#### Data section:
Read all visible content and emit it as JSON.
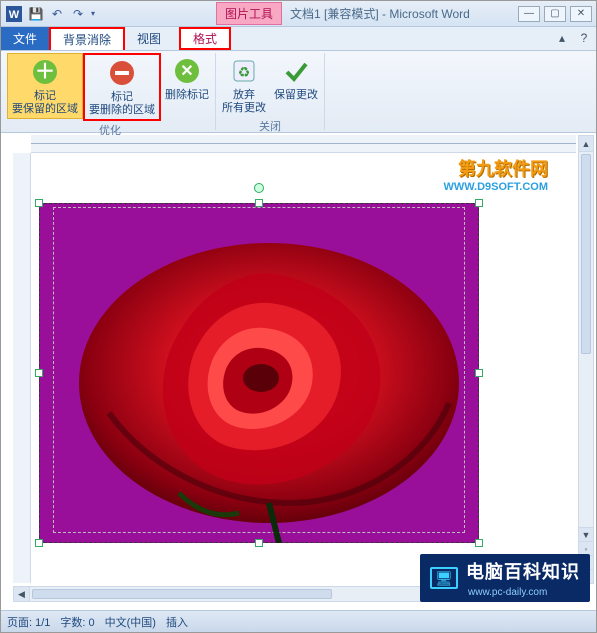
{
  "titlebar": {
    "context_tab": "图片工具",
    "doc_name": "文档1",
    "mode": "[兼容模式]",
    "app_name": "Microsoft Word"
  },
  "tabs": {
    "file": "文件",
    "bgremove": "背景消除",
    "view": "视图",
    "format": "格式"
  },
  "ribbon": {
    "mark_keep": {
      "l1": "标记",
      "l2": "要保留的区域"
    },
    "mark_remove": {
      "l1": "标记",
      "l2": "要删除的区域"
    },
    "delete_mark": "删除标记",
    "discard": {
      "l1": "放弃",
      "l2": "所有更改"
    },
    "keep": "保留更改",
    "group_refine": "优化",
    "group_close": "关闭"
  },
  "watermark1": {
    "top": "第九软件网",
    "bottom": "WWW.D9SOFT.COM"
  },
  "watermark2": {
    "text": "电脑百科知识",
    "sub": "www.pc-daily.com"
  },
  "status": {
    "page": "页面: 1/1",
    "words": "字数: 0",
    "lang": "中文(中国)",
    "insert": "插入"
  },
  "icons": {
    "word": "W",
    "save": "💾",
    "undo": "↶",
    "redo": "↷",
    "plus_green": "＋",
    "minus_red": "−",
    "recycle": "♻",
    "check": "✓",
    "monitor": "🖥"
  }
}
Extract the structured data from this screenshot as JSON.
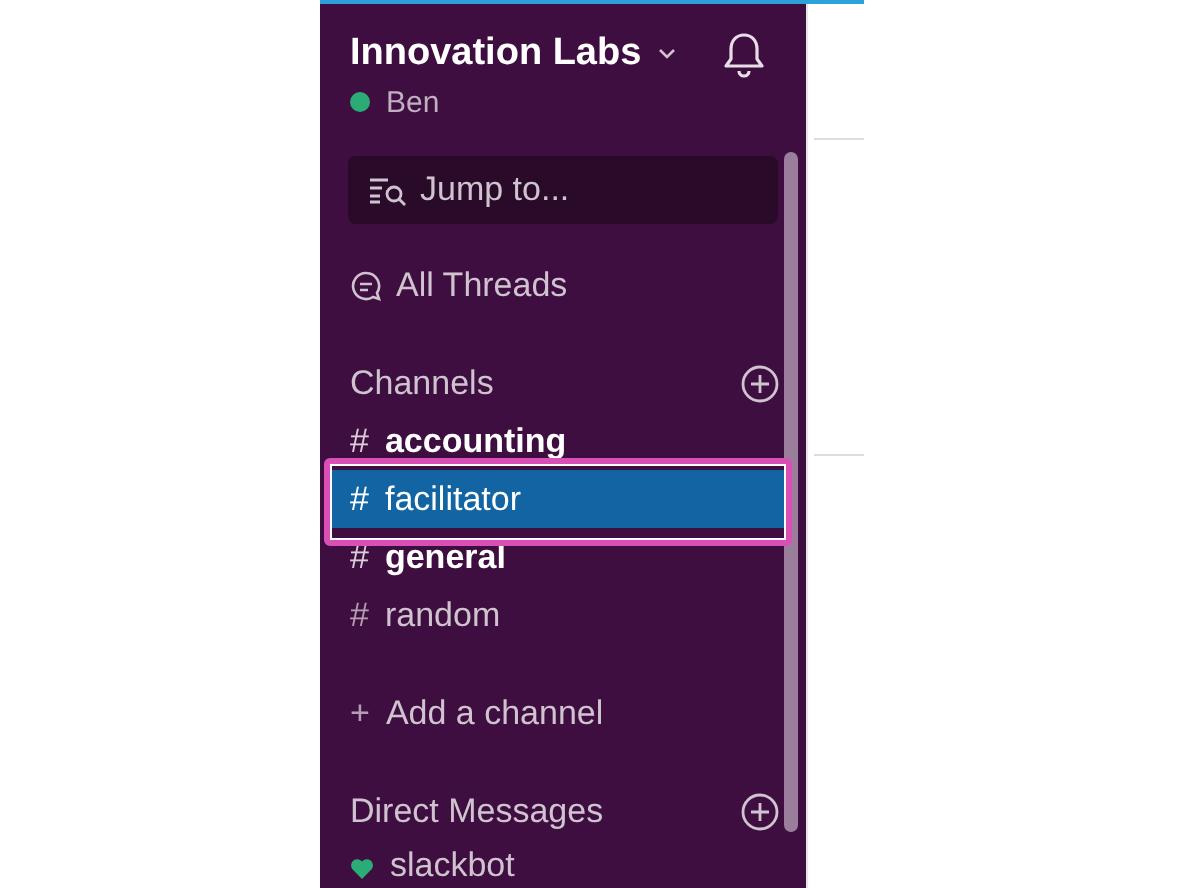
{
  "workspace": {
    "name": "Innovation Labs",
    "user": "Ben"
  },
  "search": {
    "placeholder": "Jump to..."
  },
  "threads": {
    "label": "All Threads"
  },
  "channels_header": "Channels",
  "channels": [
    {
      "icon": "#",
      "name": "accounting",
      "unread": true,
      "selected": false
    },
    {
      "icon": "#",
      "name": "facilitator",
      "unread": false,
      "selected": true
    },
    {
      "icon": "#",
      "name": "general",
      "unread": true,
      "selected": false
    },
    {
      "icon": "#",
      "name": "random",
      "unread": false,
      "selected": false
    }
  ],
  "add_channel": {
    "icon": "+",
    "label": "Add a channel"
  },
  "dm_header": "Direct Messages",
  "direct_messages": [
    {
      "name": "slackbot"
    }
  ]
}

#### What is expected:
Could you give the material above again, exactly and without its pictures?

#### Output below:
Read all visible content and emit it as JSON.
{
  "titlebar": {
    "context_tab": "图片工具",
    "doc_name": "文档1",
    "mode": "[兼容模式]",
    "app_name": "Microsoft Word"
  },
  "tabs": {
    "file": "文件",
    "bgremove": "背景消除",
    "view": "视图",
    "format": "格式"
  },
  "ribbon": {
    "mark_keep": {
      "l1": "标记",
      "l2": "要保留的区域"
    },
    "mark_remove": {
      "l1": "标记",
      "l2": "要删除的区域"
    },
    "delete_mark": "删除标记",
    "discard": {
      "l1": "放弃",
      "l2": "所有更改"
    },
    "keep": "保留更改",
    "group_refine": "优化",
    "group_close": "关闭"
  },
  "watermark1": {
    "top": "第九软件网",
    "bottom": "WWW.D9SOFT.COM"
  },
  "watermark2": {
    "text": "电脑百科知识",
    "sub": "www.pc-daily.com"
  },
  "status": {
    "page": "页面: 1/1",
    "words": "字数: 0",
    "lang": "中文(中国)",
    "insert": "插入"
  },
  "icons": {
    "word": "W",
    "save": "💾",
    "undo": "↶",
    "redo": "↷",
    "plus_green": "＋",
    "minus_red": "−",
    "recycle": "♻",
    "check": "✓",
    "monitor": "🖥"
  }
}
Extract the structured data from this screenshot as JSON.
{
  "workspace": {
    "name": "Innovation Labs",
    "user": "Ben"
  },
  "search": {
    "placeholder": "Jump to..."
  },
  "threads": {
    "label": "All Threads"
  },
  "channels_header": "Channels",
  "channels": [
    {
      "icon": "#",
      "name": "accounting",
      "unread": true,
      "selected": false
    },
    {
      "icon": "#",
      "name": "facilitator",
      "unread": false,
      "selected": true
    },
    {
      "icon": "#",
      "name": "general",
      "unread": true,
      "selected": false
    },
    {
      "icon": "#",
      "name": "random",
      "unread": false,
      "selected": false
    }
  ],
  "add_channel": {
    "icon": "+",
    "label": "Add a channel"
  },
  "dm_header": "Direct Messages",
  "direct_messages": [
    {
      "name": "slackbot"
    }
  ]
}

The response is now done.